Casella Waste Systems is attempting to launch a pilot project at a Ontario County, N.Y., landfill that would convert non-recyclable trash into a liquid fuel for vehicles. That's according to this report in the Daily Messenger newspaper.
From the article:
For the county, there are potential risks and rewards. If tons of garbage can get diverted from the landfill, it could stay open longer, postponing the need for another landfill, said Supervisor David Baker, D-city of Canandaigua, chairman of the Ontario County Solid Waste Management Committee. And if the process works, it could also mean fuel for county vehicles.

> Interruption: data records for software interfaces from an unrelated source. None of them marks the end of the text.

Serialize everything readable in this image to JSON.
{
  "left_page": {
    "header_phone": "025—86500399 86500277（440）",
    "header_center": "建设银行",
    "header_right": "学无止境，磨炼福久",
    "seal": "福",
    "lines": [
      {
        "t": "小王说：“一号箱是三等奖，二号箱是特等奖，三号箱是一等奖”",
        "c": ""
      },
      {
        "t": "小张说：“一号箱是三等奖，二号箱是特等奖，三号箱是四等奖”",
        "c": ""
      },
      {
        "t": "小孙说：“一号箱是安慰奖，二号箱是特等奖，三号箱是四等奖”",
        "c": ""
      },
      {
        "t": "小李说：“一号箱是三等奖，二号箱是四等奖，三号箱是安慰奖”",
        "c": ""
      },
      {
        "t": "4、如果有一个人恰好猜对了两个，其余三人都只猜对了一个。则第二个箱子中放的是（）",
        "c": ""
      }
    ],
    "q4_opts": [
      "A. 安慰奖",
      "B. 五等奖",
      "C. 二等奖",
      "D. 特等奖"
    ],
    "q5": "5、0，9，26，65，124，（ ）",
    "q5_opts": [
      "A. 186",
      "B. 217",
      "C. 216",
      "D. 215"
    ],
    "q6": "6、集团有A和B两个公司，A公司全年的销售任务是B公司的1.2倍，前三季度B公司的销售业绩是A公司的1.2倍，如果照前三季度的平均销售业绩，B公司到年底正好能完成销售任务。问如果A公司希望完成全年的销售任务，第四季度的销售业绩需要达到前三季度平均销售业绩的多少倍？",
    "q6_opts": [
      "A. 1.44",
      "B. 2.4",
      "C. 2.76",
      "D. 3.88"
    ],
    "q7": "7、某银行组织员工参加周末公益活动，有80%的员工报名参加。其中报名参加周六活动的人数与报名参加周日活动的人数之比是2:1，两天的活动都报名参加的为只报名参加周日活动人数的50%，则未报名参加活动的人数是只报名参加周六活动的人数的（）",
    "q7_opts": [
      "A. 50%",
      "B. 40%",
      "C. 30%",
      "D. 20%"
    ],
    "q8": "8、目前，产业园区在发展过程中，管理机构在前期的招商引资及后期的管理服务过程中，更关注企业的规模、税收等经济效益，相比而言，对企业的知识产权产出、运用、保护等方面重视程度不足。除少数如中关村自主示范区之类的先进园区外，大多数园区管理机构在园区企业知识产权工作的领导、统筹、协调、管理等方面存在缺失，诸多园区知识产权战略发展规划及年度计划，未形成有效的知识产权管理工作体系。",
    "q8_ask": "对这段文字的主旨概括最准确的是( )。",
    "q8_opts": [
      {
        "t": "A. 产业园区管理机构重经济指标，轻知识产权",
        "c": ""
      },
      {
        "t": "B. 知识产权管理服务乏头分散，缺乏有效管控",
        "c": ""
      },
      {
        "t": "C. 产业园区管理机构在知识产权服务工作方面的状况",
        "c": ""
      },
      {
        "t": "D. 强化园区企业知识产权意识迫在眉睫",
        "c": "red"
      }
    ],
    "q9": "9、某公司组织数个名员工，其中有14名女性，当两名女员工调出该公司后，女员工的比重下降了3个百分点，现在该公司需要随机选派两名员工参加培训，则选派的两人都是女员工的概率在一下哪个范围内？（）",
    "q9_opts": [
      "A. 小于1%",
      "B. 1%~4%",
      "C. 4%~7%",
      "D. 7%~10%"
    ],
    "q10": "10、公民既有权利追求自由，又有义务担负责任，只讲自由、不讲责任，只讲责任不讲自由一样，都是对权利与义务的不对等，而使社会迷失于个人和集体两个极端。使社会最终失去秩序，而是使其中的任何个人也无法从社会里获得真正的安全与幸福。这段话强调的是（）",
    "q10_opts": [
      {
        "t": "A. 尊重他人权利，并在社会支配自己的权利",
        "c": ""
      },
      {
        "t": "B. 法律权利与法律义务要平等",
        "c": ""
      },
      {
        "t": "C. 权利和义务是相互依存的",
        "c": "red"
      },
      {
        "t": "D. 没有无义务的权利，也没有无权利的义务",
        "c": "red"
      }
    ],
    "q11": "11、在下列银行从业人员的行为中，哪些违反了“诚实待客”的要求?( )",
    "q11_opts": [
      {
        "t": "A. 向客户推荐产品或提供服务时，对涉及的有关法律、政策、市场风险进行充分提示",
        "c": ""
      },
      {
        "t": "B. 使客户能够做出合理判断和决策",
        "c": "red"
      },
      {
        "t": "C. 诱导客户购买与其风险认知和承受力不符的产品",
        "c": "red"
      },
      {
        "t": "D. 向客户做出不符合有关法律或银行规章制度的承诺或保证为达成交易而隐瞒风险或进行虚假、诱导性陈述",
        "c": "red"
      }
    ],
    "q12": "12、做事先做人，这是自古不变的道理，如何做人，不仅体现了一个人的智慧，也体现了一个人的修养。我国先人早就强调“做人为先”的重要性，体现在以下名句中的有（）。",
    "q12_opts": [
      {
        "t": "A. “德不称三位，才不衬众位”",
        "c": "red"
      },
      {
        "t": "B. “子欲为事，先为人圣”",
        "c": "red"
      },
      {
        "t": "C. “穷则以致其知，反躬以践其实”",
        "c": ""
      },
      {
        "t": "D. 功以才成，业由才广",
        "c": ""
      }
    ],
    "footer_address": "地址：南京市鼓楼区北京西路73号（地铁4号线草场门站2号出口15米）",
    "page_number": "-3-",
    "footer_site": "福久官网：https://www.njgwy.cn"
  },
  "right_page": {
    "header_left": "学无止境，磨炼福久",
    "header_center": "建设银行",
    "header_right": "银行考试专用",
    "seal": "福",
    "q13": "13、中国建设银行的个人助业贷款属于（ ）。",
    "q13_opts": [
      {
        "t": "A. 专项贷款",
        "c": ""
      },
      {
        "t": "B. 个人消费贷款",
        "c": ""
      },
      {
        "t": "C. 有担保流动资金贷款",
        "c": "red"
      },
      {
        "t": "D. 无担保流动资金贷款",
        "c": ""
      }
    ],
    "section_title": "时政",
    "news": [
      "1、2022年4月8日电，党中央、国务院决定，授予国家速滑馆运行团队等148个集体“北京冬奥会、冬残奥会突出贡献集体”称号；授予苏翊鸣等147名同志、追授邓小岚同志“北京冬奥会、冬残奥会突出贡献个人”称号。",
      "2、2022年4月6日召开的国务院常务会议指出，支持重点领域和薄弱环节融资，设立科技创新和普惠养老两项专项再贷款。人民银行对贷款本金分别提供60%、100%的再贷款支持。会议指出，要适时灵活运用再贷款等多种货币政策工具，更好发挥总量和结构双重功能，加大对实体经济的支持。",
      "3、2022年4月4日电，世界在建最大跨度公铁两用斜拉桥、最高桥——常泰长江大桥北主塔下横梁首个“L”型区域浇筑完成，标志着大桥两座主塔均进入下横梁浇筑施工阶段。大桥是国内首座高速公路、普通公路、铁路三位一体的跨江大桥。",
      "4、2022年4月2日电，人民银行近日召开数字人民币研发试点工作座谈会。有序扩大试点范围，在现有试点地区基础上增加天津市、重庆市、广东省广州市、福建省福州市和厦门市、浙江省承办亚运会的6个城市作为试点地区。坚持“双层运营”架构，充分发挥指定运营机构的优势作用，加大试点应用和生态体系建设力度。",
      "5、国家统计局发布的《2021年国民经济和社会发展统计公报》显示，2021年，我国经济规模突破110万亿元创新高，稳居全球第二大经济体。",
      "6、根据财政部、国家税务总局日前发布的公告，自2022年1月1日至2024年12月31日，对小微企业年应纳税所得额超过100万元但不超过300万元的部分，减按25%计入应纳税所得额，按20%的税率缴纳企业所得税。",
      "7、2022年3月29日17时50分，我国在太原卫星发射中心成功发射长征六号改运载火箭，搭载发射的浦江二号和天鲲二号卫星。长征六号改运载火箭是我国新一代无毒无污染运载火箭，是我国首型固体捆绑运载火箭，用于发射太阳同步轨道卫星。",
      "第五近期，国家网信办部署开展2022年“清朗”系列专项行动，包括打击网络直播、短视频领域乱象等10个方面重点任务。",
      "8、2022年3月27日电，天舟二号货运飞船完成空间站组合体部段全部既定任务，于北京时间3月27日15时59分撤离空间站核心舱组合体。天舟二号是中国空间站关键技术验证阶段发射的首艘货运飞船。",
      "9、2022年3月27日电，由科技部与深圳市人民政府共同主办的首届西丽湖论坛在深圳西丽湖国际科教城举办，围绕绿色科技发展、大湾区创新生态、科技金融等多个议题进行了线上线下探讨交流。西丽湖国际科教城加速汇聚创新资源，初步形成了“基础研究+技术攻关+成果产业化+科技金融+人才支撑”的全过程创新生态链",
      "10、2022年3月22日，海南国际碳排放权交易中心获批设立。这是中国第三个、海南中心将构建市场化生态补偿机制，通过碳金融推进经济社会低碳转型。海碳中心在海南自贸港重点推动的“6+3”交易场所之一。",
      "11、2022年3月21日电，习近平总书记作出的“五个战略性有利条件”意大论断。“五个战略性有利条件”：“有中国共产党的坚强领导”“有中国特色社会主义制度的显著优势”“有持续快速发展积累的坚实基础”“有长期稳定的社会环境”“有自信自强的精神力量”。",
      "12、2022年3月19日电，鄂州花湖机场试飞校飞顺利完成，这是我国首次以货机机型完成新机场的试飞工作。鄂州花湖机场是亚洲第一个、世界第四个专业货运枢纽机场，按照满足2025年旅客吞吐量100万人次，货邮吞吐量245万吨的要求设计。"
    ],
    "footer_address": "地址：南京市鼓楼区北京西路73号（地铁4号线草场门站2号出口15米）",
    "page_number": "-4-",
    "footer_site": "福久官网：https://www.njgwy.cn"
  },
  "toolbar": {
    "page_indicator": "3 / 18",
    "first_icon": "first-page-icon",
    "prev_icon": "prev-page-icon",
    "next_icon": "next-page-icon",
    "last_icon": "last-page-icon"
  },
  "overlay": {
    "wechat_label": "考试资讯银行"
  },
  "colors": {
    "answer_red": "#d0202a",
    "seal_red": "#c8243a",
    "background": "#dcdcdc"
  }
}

But the technology is not proven on a commercial scale. Thus the reason Casella plans to begin it as a pilot project. If it works, conversion to a full-scale commercial operation would require Casella to make a $100 million investment. For the county, the question is: Does Casella have the financial wherewithal to do that? After all, the county is counting on Casella to make lease payments on the landfill and to pay for a planned $7 million sewer line from the landfill to Geneva.
Environmentalists also have concerns about what kind of trash Casella would use, whether the process will pollute the air and whether the resulting ash would be safe to bury in the landfill.
Casella is still awaiting two permits from the New York Department of Environmental Conservation that are necessary to launch the pilot project. An official with the company estimates that the waste-to-fuel project could eventually create up 50 to 75 "high-paying jobs," according to the Daily Messenger.
What's your take on such a project?